The earth probably hasn’t changed much in the last 5,000 years (250 generations). Men have built things on its surface and dug into it and drawn boundaries on maps of it, but the places where rivers, lakes, seas, and mountains now stand have changed very little.
In earlier times the earth looked very different. Geologists call the last great geological period the Pleistocene. It began somewhere between a half million and a million years ago, and was a time of great changes. Sometimes we call it the Ice Age, for in the Pleistocene there were at least three or four times when large areas of earth were covered with glaciers. The reason for my uncertainty is that while there seem to have been four major mountains or alpine phases of glaciation, there may only have been three general continental phases in the Old World.
Both the alpine and the continental ice sheets seem to have had minor fluctuations during their main phases, and the advances of the later phases destroyed many of the traces of the earlier phases. The general textbooks have tended to follow the names and numbers established for the Alps early in this century by two German geologists.
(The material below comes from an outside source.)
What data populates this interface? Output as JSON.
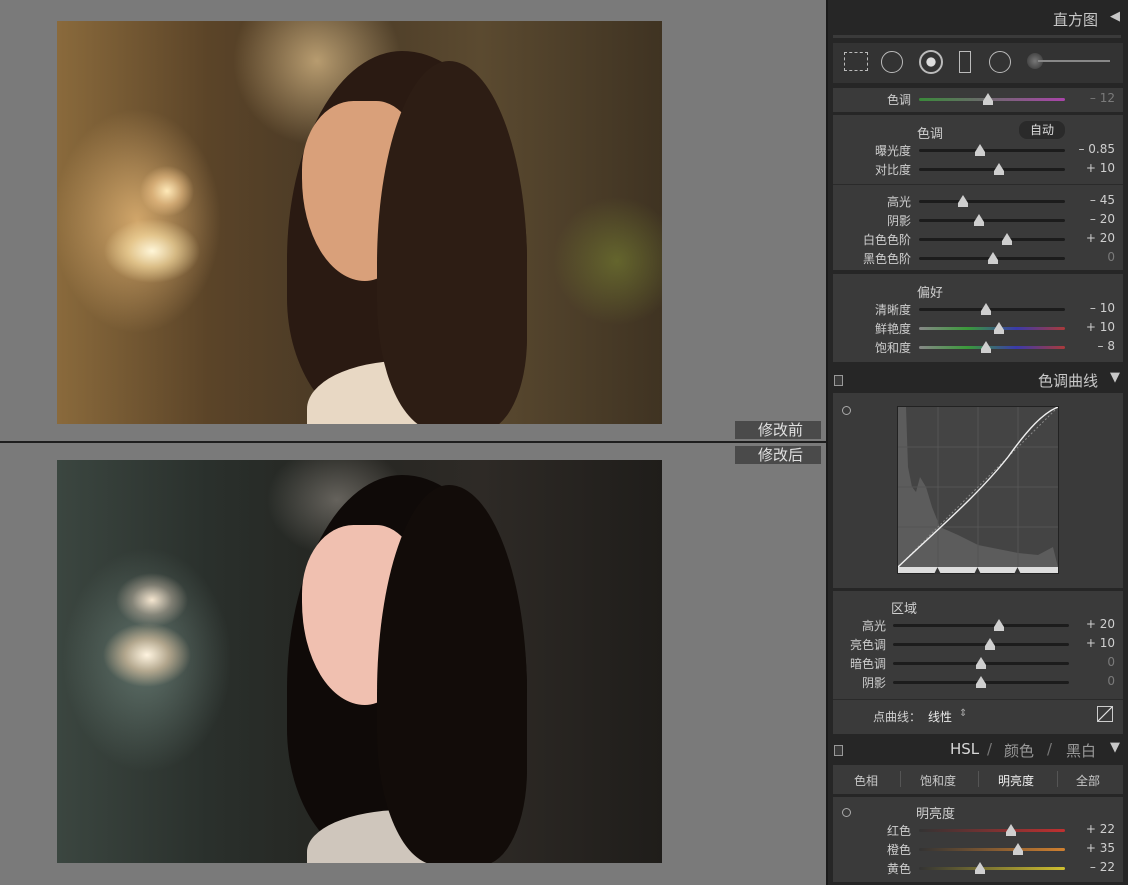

It is the second of these alpine phases which seems to fit the traces of the earliest of the great continental glaciations. In this article, the four-part system will be used, since it is the most familiar, but will add the word alpine so you may remember to make the transition to the continental system if you wish to do so.
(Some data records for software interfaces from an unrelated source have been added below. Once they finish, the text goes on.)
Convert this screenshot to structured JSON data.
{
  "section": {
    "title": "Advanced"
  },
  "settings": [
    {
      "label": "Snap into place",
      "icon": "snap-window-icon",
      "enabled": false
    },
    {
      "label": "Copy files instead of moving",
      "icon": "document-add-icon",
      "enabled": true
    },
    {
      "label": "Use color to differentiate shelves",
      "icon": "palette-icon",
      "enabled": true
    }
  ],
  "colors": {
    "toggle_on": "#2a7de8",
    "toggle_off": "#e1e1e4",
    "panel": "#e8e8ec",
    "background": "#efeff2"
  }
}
Glaciers are great sheets of ice, sometimes over a thousand feet thick, which are now known only in Greenland and Antarctica and in high mountains. During several of the glacial periods in the Ice Age, the glaciers covered most of Canada and the northern United States and reached down to southern England and France in Europe. Smaller ice sheets sat like caps on the Rockies, the Alps, and the Himalayas. The continental glaciation only happened north of the equator, however, so remember that “Ice Age” is only half true.
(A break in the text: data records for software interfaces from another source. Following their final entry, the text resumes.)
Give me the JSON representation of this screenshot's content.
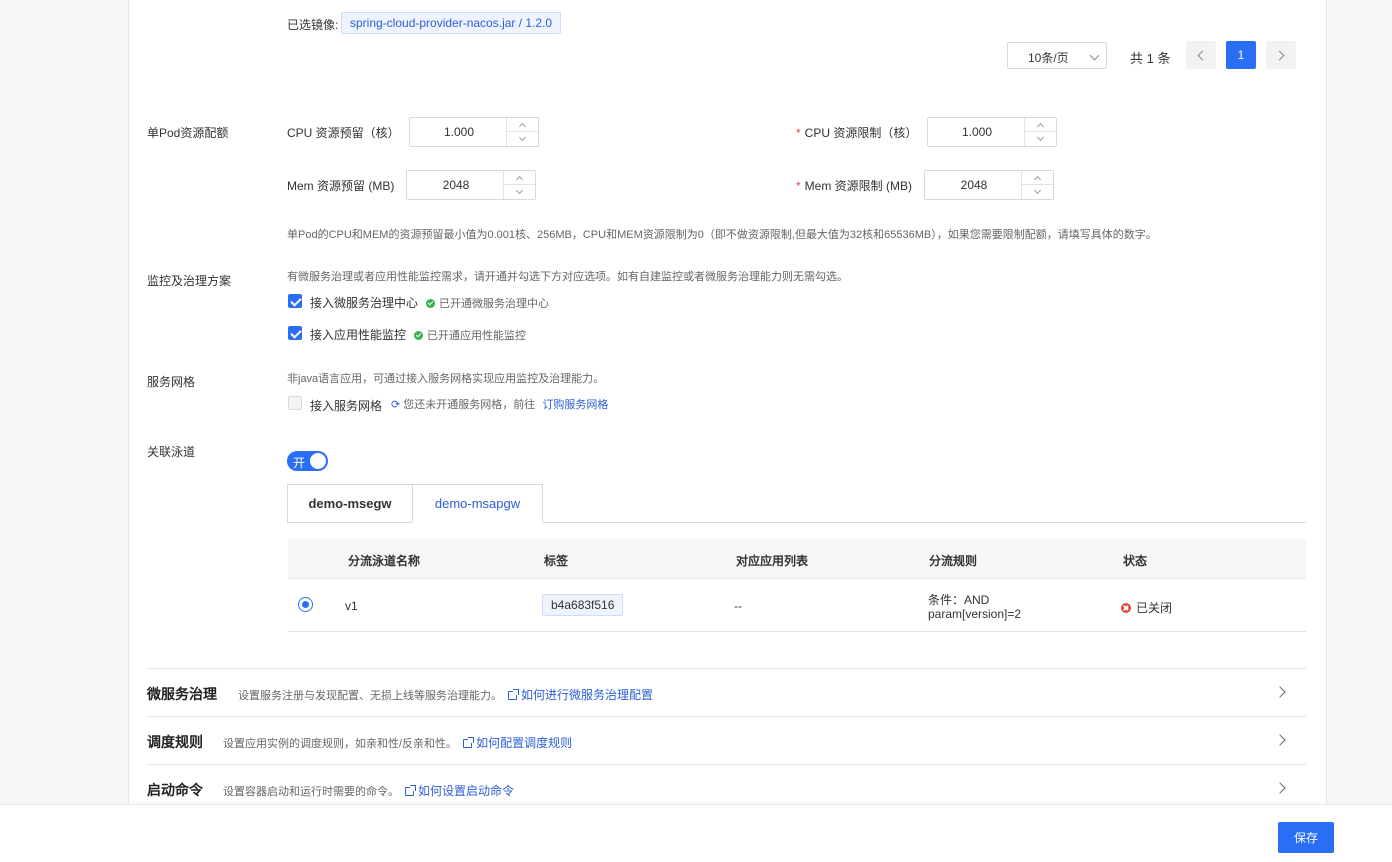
{
  "image": {
    "label": "已选镜像:",
    "value": "spring-cloud-provider-nacos.jar / 1.2.0"
  },
  "pagination": {
    "page_size": "10条/页",
    "total": "共 1 条",
    "current_page": "1"
  },
  "resources": {
    "section_label": "单Pod资源配额",
    "cpu_request_label": "CPU 资源预留（核）",
    "cpu_request_value": "1.000",
    "cpu_limit_label": "CPU 资源限制（核）",
    "cpu_limit_value": "1.000",
    "mem_request_label": "Mem 资源预留 (MB)",
    "mem_request_value": "2048",
    "mem_limit_label": "Mem 资源限制 (MB)",
    "mem_limit_value": "2048",
    "required_mark": "*",
    "hint": "单Pod的CPU和MEM的资源预留最小值为0.001核、256MB，CPU和MEM资源限制为0（即不做资源限制,但最大值为32核和65536MB），如果您需要限制配额，请填写具体的数字。"
  },
  "monitoring": {
    "section_label": "监控及治理方案",
    "hint": "有微服务治理或者应用性能监控需求，请开通并勾选下方对应选项。如有自建监控或者微服务治理能力则无需勾选。",
    "options": [
      {
        "label": "接入微服务治理中心",
        "status": "已开通微服务治理中心",
        "checked": true
      },
      {
        "label": "接入应用性能监控",
        "status": "已开通应用性能监控",
        "checked": true
      }
    ]
  },
  "mesh": {
    "section_label": "服务网格",
    "hint": "非java语言应用，可通过接入服务网格实现应用监控及治理能力。",
    "option_label": "接入服务网格",
    "status_text": "您还未开通服务网格，前往",
    "link": "订购服务网格",
    "checked": false
  },
  "lane": {
    "section_label": "关联泳道",
    "toggle_text": "开",
    "toggle_on": true,
    "tabs": [
      "demo-msegw",
      "demo-msapgw"
    ],
    "active_tab": "demo-msapgw",
    "columns": [
      "分流泳道名称",
      "标签",
      "对应应用列表",
      "分流规则",
      "状态"
    ],
    "rows": [
      {
        "name": "v1",
        "tag": "b4a683f516",
        "apps": "--",
        "rule_line1": "条件：AND",
        "rule_line2": "param[version]=2",
        "status": "已关闭",
        "selected": true
      }
    ]
  },
  "collapsibles": [
    {
      "title": "微服务治理",
      "desc": "设置服务注册与发现配置、无损上线等服务治理能力。",
      "link": "如何进行微服务治理配置"
    },
    {
      "title": "调度规则",
      "desc": "设置应用实例的调度规则，如亲和性/反亲和性。",
      "link": "如何配置调度规则"
    },
    {
      "title": "启动命令",
      "desc": "设置容器启动和运行时需要的命令。",
      "link": "如何设置启动命令"
    }
  ],
  "footer": {
    "save_label": "保存"
  },
  "colors": {
    "primary": "#2a6ef5",
    "success": "#35b34a",
    "danger": "#e54545"
  }
}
As you know, the amount of water on and about the earth does not vary. These large glaciers contained millions of tons of water frozen into ice. Because so much water was frozen and contained in the glaciers, the water level of lakes and oceans was lowered. Flooded areas were drained and appeared as dry land. There were times in the Ice Age when there was no English Channel, so that England was not an island, and a land bridge at the Dardanelles probably divided the Mediterranean from the Black Sea.
A very important thing for people living during the time of a glaciation was the region adjacent to the glacier. They could not, of course, live on the ice itself. The questions would be how close could they live to it, and how would they have had to change their way of life to do so.